◆ **What you are asked to do**:
Each line that has the string "logo" must be copied from the records below.

◆ **Records provided**:
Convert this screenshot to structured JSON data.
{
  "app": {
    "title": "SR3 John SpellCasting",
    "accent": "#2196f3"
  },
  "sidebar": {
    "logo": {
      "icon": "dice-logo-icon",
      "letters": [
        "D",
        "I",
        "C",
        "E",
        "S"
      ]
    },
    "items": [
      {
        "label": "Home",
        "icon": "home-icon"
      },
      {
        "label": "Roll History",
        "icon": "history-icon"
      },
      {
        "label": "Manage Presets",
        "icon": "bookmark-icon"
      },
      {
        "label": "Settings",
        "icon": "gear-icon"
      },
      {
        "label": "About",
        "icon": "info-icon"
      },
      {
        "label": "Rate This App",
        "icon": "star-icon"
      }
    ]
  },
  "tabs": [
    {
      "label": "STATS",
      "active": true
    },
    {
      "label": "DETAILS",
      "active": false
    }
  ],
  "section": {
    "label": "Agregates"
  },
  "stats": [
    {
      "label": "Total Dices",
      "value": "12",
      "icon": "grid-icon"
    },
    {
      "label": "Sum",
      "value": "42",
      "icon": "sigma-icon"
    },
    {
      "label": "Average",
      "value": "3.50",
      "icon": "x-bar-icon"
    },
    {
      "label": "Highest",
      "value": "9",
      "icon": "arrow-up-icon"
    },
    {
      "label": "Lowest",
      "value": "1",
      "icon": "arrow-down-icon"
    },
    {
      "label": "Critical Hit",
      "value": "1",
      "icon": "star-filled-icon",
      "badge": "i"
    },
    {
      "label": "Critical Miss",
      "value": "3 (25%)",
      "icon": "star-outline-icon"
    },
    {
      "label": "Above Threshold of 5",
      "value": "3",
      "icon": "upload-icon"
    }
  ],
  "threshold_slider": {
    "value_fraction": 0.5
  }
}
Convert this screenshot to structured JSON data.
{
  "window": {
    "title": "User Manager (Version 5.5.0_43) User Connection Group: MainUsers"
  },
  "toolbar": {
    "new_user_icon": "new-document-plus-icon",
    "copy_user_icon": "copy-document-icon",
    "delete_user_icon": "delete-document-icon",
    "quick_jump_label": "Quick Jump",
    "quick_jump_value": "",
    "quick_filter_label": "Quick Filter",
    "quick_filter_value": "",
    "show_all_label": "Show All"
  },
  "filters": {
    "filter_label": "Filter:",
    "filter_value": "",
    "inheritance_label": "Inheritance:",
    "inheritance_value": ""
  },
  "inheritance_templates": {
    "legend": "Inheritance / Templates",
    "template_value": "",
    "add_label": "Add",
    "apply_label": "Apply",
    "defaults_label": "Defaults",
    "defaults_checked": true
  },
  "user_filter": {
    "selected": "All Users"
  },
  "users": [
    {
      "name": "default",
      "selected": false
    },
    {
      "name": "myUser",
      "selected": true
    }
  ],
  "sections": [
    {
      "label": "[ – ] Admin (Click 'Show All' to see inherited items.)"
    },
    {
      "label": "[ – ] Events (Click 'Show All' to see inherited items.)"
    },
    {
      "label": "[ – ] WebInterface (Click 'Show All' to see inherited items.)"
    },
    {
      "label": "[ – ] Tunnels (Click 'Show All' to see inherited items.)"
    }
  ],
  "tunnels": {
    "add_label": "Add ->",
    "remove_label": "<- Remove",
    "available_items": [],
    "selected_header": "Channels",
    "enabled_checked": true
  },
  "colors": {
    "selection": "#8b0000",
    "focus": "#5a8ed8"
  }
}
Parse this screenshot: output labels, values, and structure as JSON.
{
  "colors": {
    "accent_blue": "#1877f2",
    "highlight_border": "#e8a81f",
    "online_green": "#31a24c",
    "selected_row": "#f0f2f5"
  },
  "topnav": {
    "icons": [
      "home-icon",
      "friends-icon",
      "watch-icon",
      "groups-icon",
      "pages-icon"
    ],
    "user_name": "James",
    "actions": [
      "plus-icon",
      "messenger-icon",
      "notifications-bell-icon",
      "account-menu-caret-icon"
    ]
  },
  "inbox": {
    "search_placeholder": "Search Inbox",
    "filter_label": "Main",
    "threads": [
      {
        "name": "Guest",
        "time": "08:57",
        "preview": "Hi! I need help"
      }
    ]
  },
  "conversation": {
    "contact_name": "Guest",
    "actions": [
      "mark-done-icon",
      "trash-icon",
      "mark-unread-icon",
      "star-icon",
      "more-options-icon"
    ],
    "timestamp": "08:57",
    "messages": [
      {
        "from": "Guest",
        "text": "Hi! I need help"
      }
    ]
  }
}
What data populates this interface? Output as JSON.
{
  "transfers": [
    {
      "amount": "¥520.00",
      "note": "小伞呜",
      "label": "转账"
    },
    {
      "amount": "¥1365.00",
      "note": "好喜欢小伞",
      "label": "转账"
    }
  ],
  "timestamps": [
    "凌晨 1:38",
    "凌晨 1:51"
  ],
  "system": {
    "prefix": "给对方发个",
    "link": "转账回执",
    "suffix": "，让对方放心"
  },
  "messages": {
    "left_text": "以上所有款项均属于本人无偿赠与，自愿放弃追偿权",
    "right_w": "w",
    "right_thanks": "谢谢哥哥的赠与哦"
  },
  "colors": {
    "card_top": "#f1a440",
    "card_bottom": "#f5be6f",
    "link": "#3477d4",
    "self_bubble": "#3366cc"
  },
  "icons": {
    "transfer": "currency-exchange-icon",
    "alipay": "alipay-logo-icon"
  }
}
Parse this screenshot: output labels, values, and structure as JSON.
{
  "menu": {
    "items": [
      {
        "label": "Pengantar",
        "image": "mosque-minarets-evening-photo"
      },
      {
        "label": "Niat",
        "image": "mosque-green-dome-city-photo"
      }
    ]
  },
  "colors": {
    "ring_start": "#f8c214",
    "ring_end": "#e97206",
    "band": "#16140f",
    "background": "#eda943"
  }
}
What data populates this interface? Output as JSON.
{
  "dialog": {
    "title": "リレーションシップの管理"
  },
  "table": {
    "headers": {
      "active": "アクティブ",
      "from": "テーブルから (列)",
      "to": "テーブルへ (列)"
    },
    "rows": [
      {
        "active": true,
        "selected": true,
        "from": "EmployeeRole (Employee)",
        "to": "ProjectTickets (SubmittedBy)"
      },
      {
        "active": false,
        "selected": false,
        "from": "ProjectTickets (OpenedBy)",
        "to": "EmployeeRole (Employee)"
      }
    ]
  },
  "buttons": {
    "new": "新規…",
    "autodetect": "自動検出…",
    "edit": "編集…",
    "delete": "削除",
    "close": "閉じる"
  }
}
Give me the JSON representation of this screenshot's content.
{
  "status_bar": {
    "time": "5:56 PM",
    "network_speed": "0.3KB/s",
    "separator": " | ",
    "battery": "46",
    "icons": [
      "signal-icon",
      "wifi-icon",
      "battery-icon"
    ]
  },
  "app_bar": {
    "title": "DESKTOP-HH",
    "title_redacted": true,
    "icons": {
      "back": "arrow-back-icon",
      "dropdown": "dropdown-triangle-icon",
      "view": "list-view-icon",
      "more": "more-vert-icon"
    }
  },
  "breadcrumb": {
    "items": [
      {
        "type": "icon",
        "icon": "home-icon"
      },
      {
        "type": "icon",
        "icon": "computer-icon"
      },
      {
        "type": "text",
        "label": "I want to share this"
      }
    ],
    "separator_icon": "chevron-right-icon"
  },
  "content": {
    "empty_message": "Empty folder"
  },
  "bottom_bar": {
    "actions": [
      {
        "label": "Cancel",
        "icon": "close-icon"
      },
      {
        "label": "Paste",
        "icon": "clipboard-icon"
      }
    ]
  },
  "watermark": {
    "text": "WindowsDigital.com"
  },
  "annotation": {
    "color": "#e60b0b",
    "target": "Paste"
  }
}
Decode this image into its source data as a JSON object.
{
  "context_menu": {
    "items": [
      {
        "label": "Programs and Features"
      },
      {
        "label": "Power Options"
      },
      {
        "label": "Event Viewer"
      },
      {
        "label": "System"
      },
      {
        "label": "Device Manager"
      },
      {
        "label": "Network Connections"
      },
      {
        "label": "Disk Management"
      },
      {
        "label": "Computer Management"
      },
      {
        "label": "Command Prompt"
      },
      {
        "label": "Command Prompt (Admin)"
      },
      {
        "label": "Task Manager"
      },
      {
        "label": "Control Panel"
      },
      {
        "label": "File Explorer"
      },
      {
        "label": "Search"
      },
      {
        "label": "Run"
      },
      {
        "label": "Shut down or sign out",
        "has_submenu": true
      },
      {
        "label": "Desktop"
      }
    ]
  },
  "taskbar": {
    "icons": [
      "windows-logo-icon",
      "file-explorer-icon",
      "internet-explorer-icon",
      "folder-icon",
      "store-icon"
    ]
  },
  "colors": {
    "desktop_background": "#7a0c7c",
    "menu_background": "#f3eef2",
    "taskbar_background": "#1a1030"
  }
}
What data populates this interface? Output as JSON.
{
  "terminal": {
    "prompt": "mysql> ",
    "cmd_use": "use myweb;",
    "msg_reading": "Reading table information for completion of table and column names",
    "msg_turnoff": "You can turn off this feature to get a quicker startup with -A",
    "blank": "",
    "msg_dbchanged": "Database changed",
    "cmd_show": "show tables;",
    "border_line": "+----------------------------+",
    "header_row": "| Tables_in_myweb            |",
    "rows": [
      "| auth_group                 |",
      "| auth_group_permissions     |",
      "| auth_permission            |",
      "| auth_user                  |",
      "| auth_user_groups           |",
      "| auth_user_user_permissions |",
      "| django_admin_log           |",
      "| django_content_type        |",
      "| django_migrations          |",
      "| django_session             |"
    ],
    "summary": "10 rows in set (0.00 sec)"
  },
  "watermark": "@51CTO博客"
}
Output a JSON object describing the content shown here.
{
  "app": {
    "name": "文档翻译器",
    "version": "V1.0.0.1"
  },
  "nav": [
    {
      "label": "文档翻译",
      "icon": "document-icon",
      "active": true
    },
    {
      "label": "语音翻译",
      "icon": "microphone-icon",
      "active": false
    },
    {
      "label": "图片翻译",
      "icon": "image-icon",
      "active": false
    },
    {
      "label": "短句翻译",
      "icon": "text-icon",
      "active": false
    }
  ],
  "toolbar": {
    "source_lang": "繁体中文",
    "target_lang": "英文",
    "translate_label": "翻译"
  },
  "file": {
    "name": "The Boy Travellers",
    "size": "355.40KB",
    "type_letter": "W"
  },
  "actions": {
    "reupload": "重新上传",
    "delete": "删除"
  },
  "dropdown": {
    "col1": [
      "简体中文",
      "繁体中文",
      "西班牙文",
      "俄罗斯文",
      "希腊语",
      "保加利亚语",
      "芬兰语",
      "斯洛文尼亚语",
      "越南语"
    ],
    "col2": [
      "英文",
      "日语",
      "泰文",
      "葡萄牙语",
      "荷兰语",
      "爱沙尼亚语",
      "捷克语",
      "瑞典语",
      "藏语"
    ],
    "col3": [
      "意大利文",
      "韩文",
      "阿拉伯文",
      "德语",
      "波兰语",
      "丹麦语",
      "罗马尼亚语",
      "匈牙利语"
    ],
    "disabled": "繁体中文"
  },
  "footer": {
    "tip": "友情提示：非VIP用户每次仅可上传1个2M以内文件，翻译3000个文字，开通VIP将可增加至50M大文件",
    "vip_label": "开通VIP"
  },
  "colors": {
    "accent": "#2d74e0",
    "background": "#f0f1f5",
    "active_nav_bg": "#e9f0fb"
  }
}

◆ **Output**:
    "logo": {
      "icon": "dice-logo-icon",
    "alipay": "alipay-logo-icon"
      "windows-logo-icon",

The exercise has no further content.